__EXTRACTED DATA__.
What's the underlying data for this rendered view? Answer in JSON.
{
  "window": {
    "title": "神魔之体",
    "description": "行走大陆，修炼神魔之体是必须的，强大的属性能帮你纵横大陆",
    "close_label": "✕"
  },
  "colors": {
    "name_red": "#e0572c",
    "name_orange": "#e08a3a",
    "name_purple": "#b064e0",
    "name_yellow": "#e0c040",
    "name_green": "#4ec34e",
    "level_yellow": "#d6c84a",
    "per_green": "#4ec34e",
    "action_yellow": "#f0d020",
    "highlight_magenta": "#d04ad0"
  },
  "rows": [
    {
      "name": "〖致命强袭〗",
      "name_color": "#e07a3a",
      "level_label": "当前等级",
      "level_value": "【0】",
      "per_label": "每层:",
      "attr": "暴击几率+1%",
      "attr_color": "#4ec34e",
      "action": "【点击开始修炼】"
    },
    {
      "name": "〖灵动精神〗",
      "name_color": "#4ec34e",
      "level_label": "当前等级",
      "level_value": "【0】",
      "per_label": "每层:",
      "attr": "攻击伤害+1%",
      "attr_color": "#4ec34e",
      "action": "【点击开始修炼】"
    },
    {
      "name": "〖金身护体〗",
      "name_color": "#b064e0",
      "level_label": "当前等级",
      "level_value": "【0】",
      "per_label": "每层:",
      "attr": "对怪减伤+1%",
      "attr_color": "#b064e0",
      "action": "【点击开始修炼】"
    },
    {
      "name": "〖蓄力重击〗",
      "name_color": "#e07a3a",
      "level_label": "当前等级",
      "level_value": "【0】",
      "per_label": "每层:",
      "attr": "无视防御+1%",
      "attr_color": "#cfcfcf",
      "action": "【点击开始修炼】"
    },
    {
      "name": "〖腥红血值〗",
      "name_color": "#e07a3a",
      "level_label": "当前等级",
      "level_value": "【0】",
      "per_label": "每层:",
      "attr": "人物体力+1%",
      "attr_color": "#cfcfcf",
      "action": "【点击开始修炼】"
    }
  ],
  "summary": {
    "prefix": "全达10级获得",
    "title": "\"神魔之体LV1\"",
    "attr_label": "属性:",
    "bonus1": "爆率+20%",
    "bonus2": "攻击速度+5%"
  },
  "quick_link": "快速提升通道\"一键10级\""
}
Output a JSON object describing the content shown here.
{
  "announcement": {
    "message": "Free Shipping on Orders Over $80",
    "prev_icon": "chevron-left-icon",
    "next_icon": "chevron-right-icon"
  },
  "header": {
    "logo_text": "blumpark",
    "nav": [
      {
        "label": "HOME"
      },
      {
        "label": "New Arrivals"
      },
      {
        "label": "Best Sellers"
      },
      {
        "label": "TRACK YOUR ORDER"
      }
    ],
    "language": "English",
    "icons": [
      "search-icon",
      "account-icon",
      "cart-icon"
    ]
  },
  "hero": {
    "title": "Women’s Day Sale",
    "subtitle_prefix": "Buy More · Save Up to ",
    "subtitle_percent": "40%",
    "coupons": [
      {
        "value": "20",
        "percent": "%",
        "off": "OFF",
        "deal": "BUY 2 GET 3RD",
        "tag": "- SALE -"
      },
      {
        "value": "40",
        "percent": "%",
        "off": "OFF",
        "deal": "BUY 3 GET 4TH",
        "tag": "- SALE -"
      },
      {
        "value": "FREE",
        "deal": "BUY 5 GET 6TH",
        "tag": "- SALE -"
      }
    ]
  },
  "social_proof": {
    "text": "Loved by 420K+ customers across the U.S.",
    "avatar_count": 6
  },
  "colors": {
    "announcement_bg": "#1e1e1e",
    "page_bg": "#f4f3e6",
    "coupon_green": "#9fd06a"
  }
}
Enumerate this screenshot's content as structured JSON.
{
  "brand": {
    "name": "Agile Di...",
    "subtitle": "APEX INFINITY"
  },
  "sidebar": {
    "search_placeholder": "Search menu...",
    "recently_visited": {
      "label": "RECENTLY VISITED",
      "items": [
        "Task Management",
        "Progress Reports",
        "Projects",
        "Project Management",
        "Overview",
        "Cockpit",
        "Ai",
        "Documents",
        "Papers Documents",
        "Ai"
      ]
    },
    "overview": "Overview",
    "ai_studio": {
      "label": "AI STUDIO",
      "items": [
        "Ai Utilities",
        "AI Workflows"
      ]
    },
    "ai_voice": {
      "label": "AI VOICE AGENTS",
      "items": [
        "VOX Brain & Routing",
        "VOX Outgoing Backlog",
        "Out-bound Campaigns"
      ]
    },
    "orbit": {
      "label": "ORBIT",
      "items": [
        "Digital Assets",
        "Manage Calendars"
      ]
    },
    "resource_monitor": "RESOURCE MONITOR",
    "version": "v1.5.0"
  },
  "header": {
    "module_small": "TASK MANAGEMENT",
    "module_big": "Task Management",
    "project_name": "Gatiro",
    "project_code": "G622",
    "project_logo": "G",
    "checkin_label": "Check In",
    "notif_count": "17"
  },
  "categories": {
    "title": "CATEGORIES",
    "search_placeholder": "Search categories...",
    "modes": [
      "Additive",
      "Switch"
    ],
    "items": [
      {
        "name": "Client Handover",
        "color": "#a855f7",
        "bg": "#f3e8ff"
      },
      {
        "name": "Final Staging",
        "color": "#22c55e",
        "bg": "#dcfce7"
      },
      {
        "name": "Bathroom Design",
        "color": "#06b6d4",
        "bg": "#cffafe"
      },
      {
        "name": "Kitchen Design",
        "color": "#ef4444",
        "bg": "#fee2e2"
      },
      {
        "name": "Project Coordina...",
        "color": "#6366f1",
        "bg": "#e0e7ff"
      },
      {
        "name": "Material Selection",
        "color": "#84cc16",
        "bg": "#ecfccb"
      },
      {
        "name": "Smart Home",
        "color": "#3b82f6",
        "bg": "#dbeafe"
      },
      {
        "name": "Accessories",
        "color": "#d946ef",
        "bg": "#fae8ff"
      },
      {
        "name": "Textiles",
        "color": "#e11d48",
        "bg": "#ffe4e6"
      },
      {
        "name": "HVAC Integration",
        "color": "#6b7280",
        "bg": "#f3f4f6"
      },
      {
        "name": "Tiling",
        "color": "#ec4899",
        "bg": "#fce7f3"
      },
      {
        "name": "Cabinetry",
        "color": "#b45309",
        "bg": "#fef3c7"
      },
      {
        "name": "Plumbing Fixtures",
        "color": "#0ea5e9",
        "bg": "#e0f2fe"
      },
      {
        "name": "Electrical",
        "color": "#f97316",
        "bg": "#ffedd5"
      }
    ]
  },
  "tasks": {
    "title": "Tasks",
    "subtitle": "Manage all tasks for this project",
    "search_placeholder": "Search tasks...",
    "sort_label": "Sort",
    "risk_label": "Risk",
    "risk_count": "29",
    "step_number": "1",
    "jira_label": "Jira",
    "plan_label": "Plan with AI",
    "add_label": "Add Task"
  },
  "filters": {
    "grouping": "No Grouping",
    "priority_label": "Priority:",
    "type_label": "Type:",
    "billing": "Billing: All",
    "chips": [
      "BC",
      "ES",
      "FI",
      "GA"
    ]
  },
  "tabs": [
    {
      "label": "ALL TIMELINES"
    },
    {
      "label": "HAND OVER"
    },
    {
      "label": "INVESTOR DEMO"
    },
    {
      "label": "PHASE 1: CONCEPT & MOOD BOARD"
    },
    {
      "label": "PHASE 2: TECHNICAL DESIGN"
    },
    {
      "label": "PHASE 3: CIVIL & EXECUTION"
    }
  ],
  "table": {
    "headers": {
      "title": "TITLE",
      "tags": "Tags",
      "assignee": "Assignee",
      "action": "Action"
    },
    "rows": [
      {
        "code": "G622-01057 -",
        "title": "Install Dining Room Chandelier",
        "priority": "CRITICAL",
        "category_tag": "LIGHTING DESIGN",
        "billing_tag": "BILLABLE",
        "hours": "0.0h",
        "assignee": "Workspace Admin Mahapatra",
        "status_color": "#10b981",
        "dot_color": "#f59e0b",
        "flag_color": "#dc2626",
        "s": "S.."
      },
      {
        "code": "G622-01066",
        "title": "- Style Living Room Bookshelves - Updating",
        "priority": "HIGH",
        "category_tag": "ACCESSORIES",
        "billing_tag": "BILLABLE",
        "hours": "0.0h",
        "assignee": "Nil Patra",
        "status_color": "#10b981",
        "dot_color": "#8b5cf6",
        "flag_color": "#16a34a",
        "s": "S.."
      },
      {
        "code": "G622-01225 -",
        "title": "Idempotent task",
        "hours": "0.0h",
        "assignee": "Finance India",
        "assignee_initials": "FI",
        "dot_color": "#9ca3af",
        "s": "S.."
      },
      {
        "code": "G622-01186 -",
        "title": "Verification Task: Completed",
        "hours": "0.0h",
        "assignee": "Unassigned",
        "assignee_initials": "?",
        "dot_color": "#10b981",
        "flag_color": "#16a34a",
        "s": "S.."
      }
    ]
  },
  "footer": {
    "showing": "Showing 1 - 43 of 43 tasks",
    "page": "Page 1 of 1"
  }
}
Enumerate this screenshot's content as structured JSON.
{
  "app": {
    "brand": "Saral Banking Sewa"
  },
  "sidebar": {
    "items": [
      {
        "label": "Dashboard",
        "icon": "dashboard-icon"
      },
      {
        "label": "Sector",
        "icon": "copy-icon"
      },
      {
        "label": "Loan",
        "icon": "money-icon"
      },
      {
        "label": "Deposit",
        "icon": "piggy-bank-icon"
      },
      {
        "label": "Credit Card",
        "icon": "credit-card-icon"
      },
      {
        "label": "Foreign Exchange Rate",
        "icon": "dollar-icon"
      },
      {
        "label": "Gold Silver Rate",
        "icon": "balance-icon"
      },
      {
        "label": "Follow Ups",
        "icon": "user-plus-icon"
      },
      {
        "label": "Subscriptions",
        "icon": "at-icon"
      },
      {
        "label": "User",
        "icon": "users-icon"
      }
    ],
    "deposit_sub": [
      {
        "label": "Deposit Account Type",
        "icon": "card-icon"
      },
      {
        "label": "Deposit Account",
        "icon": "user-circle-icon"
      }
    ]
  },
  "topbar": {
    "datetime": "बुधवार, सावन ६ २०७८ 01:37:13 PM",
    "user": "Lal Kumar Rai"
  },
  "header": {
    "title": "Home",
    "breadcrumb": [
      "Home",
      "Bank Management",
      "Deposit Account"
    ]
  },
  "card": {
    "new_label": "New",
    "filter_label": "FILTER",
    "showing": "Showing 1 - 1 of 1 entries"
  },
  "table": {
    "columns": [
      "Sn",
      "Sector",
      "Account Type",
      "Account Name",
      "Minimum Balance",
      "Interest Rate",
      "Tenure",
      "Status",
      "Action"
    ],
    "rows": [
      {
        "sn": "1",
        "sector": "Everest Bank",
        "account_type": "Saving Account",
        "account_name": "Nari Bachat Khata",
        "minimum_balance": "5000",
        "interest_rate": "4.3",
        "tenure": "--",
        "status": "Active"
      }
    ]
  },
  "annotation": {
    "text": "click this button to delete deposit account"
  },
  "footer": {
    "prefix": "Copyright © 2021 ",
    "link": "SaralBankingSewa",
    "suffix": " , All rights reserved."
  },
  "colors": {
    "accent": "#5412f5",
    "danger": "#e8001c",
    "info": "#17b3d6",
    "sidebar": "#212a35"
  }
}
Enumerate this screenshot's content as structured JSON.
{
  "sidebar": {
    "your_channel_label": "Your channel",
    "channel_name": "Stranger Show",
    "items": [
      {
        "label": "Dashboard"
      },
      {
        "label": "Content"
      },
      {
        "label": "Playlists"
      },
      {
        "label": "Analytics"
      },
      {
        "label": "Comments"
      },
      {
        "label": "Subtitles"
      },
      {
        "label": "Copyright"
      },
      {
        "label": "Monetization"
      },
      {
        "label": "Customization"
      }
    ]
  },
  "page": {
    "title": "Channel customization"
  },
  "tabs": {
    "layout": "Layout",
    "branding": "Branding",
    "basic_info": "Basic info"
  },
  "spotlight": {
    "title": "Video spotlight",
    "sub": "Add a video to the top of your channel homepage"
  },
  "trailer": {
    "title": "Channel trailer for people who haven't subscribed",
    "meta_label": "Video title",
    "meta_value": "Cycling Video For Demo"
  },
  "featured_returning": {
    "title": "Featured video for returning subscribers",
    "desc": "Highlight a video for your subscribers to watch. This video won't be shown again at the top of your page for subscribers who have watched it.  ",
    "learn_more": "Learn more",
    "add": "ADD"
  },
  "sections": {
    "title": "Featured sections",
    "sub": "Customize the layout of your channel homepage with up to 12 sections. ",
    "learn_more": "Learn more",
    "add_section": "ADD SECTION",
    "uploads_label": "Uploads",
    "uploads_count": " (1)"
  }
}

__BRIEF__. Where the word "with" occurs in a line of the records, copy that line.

__ANSWER AREA__.
    "plan_label": "Plan with AI",
    "sub": "Customize the layout of your channel homepage with up to 12 sections. ",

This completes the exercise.